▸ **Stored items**
================================

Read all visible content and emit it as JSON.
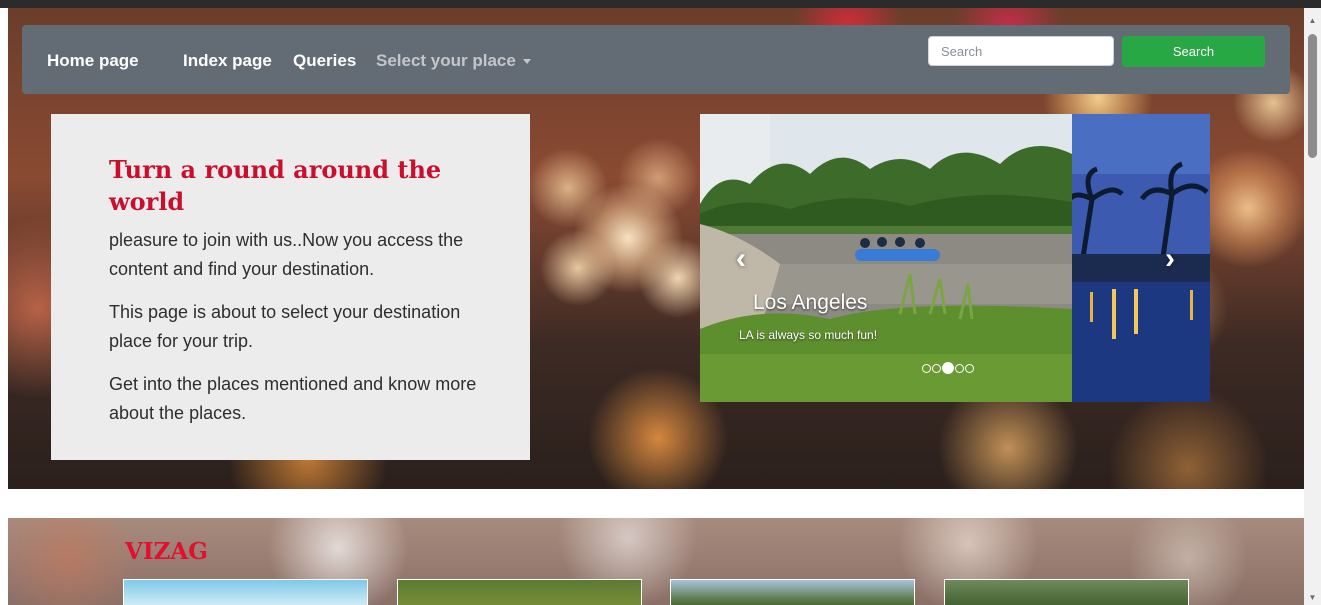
{
  "navbar": {
    "links": [
      "Home page",
      "Index page",
      "Queries"
    ],
    "dropdown_label": "Select your place",
    "search_placeholder": "Search",
    "search_button": "Search"
  },
  "intro": {
    "title": "Turn a round around the world",
    "paragraphs": [
      "pleasure to join with us..Now you access the content and find your destination.",
      "This page is about to select your destination place for your trip.",
      "Get into the places mentioned and know more about the places."
    ]
  },
  "carousel": {
    "caption_title": "Los Angeles",
    "caption_text": "LA is always so much fun!",
    "slide_count": 5,
    "active_index": 2
  },
  "section": {
    "title": "VIZAG"
  },
  "colors": {
    "navbar_bg": "#636b74",
    "search_button_bg": "#28a745",
    "title_red": "#c8102e"
  }
}
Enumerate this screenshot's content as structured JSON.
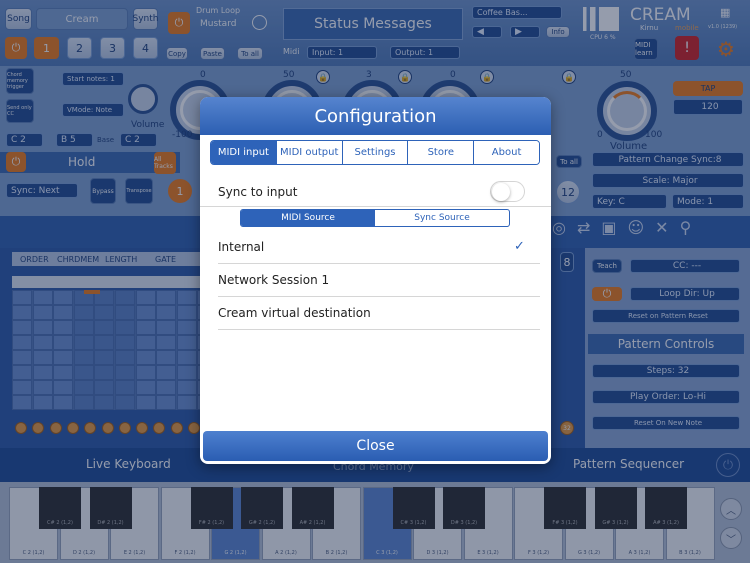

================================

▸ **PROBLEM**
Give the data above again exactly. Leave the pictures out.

▸ **RESULT OF THE TASK**
Read all visible content and emit it as JSON.
{
  "navbar": {
    "links": [
      "Home page",
      "Index page",
      "Queries"
    ],
    "dropdown_label": "Select your place",
    "search_placeholder": "Search",
    "search_button": "Search"
  },
  "intro": {
    "title": "Turn a round around the world",
    "paragraphs": [
      "pleasure to join with us..Now you access the content and find your destination.",
      "This page is about to select your destination place for your trip.",
      "Get into the places mentioned and know more about the places."
    ]
  },
  "carousel": {
    "caption_title": "Los Angeles",
    "caption_text": "LA is always so much fun!",
    "slide_count": 5,
    "active_index": 2
  },
  "section": {
    "title": "VIZAG"
  },
  "colors": {
    "navbar_bg": "#636b74",
    "search_button_bg": "#28a745",
    "title_red": "#c8102e"
  }
}
Enumerate this screenshot's content as structured JSON.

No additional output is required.